Power Operations employees are now used to dealing with peregrine falcons each year, as these birds have chosen to build nests and raise their chicks at Chute-à-Caron Power Station. The Ministère des Forêts, de la Faune et des Parcs (MFFP) and Power Operations collaborate on an ongoing basis to make sure that Rio Tinto’s facilities and the surrounding biodiversity coexist peacefully.
Anne-Marie Bouchard, Biologist, MFFP, noted, “Peregrine falcons prefer to nest on rock faces, but they are also known to use certain man-made infrastructures, such as buildings, bridges, and quarries.”

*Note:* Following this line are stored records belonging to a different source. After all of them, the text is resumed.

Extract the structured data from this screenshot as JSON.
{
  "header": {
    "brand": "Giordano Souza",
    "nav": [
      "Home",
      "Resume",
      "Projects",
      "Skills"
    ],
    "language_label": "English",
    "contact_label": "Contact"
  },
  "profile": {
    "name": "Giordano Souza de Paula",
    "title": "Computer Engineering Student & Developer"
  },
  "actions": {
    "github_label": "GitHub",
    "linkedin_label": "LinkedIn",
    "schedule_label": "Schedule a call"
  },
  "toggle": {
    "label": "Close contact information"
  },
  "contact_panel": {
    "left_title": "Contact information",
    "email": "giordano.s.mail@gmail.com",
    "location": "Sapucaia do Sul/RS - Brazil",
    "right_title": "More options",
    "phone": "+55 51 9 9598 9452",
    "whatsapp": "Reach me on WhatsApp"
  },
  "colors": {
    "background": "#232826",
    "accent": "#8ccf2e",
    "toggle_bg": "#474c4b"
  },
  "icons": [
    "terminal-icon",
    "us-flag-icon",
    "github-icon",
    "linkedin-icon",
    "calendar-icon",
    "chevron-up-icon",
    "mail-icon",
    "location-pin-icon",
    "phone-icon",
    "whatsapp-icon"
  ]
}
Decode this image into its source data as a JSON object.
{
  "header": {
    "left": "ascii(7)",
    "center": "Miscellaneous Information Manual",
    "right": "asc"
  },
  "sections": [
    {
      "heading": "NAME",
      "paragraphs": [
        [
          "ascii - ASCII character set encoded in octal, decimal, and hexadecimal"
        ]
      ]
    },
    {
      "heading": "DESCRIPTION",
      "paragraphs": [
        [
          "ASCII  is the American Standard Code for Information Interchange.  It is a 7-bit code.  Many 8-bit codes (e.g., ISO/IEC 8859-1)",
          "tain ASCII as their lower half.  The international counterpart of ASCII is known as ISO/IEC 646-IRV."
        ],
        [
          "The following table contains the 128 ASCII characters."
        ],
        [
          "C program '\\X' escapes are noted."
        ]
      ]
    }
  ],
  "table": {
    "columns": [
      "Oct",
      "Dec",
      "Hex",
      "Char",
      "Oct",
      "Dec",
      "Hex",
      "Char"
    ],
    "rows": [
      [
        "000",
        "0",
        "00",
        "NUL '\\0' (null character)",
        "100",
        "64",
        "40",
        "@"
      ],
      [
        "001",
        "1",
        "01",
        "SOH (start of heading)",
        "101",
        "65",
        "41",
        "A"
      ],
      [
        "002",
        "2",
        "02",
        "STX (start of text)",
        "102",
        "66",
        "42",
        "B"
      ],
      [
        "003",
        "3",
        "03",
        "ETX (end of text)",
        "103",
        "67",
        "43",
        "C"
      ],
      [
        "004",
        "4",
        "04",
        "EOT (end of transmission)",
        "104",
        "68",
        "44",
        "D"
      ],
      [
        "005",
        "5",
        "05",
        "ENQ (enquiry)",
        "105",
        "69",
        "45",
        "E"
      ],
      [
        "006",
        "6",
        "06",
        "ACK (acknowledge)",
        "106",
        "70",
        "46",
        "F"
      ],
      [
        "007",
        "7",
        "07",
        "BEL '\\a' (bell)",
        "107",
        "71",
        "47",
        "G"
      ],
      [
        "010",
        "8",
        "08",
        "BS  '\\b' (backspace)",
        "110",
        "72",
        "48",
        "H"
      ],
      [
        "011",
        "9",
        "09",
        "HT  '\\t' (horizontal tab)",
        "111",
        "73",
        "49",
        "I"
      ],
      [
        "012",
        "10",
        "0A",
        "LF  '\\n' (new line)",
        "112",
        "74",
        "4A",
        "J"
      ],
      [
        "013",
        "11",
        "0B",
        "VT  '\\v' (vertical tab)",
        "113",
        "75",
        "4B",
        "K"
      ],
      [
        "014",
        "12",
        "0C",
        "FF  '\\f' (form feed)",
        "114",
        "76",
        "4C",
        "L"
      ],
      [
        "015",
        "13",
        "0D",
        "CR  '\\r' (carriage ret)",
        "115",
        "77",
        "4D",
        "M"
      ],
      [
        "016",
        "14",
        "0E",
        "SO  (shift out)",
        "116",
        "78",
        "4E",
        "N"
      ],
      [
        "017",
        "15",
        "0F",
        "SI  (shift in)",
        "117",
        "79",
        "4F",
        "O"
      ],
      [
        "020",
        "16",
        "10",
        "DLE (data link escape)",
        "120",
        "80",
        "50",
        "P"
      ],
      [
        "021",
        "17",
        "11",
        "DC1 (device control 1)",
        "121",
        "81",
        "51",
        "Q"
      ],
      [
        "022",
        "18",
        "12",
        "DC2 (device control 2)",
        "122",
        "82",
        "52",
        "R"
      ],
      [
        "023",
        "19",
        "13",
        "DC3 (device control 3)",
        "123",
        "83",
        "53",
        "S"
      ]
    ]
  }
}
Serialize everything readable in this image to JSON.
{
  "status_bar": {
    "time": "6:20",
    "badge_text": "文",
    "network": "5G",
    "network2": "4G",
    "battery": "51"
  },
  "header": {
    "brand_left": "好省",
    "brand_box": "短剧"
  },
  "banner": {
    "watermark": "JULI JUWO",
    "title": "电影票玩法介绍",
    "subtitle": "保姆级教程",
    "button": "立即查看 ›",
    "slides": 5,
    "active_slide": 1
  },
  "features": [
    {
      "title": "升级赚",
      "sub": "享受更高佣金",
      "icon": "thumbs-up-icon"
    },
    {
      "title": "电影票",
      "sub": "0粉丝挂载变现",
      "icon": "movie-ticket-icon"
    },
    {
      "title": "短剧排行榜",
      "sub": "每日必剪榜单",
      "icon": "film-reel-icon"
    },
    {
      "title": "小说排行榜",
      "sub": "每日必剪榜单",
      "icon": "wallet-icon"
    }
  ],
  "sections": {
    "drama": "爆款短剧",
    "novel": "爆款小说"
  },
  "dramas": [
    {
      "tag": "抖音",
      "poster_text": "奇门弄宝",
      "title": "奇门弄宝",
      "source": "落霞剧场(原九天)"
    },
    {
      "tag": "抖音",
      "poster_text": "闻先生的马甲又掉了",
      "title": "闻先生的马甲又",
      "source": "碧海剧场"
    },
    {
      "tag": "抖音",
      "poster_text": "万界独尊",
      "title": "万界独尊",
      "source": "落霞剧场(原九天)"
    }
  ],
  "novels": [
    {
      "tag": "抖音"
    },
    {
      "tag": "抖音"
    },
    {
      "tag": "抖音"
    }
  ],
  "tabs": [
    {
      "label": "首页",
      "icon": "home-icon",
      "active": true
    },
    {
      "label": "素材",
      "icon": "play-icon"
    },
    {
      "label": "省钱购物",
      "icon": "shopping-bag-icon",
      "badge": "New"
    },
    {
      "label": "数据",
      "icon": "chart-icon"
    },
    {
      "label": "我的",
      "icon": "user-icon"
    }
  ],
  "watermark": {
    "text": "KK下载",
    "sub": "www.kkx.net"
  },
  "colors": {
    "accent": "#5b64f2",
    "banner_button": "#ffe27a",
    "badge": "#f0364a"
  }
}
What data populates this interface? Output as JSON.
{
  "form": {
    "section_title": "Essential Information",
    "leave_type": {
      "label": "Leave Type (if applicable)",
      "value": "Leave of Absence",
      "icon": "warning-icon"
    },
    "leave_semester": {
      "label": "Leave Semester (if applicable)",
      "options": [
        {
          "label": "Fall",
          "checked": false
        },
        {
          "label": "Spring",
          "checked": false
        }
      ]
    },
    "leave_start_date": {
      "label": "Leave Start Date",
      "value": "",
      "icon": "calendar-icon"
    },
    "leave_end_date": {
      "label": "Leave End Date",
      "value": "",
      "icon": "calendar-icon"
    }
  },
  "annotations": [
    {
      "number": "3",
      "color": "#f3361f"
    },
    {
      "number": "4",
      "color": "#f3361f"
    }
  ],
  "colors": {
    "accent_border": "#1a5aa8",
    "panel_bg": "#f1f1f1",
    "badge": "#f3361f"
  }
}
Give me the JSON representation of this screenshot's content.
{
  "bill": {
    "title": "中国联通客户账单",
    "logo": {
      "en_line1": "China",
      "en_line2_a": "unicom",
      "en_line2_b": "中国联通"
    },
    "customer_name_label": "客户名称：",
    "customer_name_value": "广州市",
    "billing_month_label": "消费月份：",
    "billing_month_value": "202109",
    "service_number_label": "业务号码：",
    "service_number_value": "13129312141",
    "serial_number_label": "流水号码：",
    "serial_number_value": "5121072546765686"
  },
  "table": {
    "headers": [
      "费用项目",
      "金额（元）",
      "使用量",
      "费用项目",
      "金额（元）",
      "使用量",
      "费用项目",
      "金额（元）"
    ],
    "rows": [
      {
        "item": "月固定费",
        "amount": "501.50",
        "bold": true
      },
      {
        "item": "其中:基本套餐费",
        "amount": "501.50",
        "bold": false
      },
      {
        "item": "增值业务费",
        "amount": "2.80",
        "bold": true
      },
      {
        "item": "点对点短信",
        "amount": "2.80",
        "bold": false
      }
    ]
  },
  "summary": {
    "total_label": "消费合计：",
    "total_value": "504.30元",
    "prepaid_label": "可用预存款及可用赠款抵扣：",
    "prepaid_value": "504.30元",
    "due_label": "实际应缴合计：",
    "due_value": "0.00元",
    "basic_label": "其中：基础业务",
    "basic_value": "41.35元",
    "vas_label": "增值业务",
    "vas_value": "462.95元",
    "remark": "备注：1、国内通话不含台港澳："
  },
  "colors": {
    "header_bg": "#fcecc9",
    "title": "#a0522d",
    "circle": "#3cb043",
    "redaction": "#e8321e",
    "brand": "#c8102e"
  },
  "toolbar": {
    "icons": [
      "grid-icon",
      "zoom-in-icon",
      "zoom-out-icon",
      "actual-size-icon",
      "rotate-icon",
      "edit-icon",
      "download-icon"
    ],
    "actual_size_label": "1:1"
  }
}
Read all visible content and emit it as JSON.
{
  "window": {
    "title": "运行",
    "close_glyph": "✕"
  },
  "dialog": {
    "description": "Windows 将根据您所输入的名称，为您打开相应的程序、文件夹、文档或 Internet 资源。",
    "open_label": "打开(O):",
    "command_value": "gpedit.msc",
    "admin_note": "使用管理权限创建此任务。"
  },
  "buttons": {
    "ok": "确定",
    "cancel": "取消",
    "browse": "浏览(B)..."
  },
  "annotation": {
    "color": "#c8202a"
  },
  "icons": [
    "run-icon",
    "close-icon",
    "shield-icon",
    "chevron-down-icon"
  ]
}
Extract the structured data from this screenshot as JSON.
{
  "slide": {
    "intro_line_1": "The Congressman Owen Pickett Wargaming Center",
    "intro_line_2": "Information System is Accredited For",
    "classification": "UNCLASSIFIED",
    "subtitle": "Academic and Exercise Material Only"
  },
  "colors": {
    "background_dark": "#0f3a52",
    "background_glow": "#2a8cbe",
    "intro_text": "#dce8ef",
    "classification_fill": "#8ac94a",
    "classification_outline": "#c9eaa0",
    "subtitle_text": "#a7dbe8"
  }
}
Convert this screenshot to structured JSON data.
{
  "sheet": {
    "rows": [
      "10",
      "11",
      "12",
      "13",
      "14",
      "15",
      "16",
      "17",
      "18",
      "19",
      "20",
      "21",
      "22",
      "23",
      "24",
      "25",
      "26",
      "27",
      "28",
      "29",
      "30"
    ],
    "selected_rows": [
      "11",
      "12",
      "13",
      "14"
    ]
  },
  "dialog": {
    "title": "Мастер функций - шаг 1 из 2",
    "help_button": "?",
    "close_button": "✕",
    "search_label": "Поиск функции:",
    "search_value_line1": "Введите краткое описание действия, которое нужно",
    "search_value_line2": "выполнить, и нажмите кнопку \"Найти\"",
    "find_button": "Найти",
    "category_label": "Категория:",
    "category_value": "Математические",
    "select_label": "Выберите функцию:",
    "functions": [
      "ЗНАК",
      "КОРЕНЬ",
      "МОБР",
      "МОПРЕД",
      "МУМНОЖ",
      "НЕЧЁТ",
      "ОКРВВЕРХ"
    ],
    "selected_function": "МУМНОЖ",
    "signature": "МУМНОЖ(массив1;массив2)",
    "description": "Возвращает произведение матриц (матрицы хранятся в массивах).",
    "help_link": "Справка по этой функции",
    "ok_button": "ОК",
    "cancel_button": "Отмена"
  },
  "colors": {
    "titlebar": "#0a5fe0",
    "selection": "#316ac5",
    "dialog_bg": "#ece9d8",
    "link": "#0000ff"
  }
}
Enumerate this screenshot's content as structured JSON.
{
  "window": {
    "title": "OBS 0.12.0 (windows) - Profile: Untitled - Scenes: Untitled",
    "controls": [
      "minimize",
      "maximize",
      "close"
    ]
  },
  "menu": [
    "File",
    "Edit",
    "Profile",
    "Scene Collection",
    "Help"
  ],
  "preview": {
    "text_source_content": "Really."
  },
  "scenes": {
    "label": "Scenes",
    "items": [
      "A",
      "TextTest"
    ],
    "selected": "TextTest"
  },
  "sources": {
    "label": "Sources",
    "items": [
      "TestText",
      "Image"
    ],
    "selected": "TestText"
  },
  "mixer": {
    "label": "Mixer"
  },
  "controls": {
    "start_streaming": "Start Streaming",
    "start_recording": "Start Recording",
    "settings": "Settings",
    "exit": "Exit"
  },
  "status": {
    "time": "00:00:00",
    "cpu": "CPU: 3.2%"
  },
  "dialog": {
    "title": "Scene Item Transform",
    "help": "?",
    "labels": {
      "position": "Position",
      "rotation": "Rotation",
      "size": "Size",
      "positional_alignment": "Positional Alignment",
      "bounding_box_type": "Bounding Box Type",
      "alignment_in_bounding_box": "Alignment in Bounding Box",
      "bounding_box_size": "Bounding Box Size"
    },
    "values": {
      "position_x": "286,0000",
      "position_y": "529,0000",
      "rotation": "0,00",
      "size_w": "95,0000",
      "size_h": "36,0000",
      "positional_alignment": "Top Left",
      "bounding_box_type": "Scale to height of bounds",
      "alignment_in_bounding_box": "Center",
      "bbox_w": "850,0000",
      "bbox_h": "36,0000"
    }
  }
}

Ms. Bouchard added, “There are two nesting sites on the walkway to the upstream deck of Chute-à-Caron Power Station. Since access is restricted, someone from Rio Tinto comes with us so that we can access the walkway, observe the nesting falcon couple, and set up motion-activated surveillance cameras every year. These cameras are placed in the two areas identified as being suitable for the nesting of peregrine falcons, which are designated as a vulnerable species in Quebec. Videos are recorded when movement is detected, providing us with a wealth of data on this bird’s nesting habits.”
Because peregrine falcons are vulnerable, the MFFP’s main goal is to collect data to document their nesting and reproductive success, from egg-laying and the rearing of young birds to their final flight. The partnership between the Power Station and MFFP has helped make the area feel safe for the birds, since chicks have returned after fledging to feed and rest.
For Rio Tinto, protecting biodiversity and managing natural resources are priority issues within the operations.
Stéphanie Girard, Environment Team Leader, Rio Tinto, said, “We want to minimise our impact on the local biodiversity. It is essential for us to peacefully coexist with it, especially at Power Operations, where biodiversity is all around us because of the facilities’ location.”
Rio Tinto supports these efforts by helping set up the monitoring equipment and delimiting the site so that the falcons can live in peace. “Since this area is locked and access to it is restricted, we must accompany people at all times to keep them safe,” Ms. Girard added. “To reduce disturbances, we have posted information signs and used ribbons to mark off a security perimeter. Employees in the area are also very aware and know that they have to take a different route. After three years of coexistence, we are proud to welcome these birds and contribute to research.”
Ms. Bouchard said, “I would like to highlight the great partnership that we have with Rio Tinto, because adapting sensitive areas is not necessarily easy. However, the Environment Team’s support has been excellent, and our constructive discussions with its members have helped us find solutions to reduce disturbances of the falcon couple when it is nesting. Our efforts are proving to be successful because we know that the young birds are reaching the fledging stage.”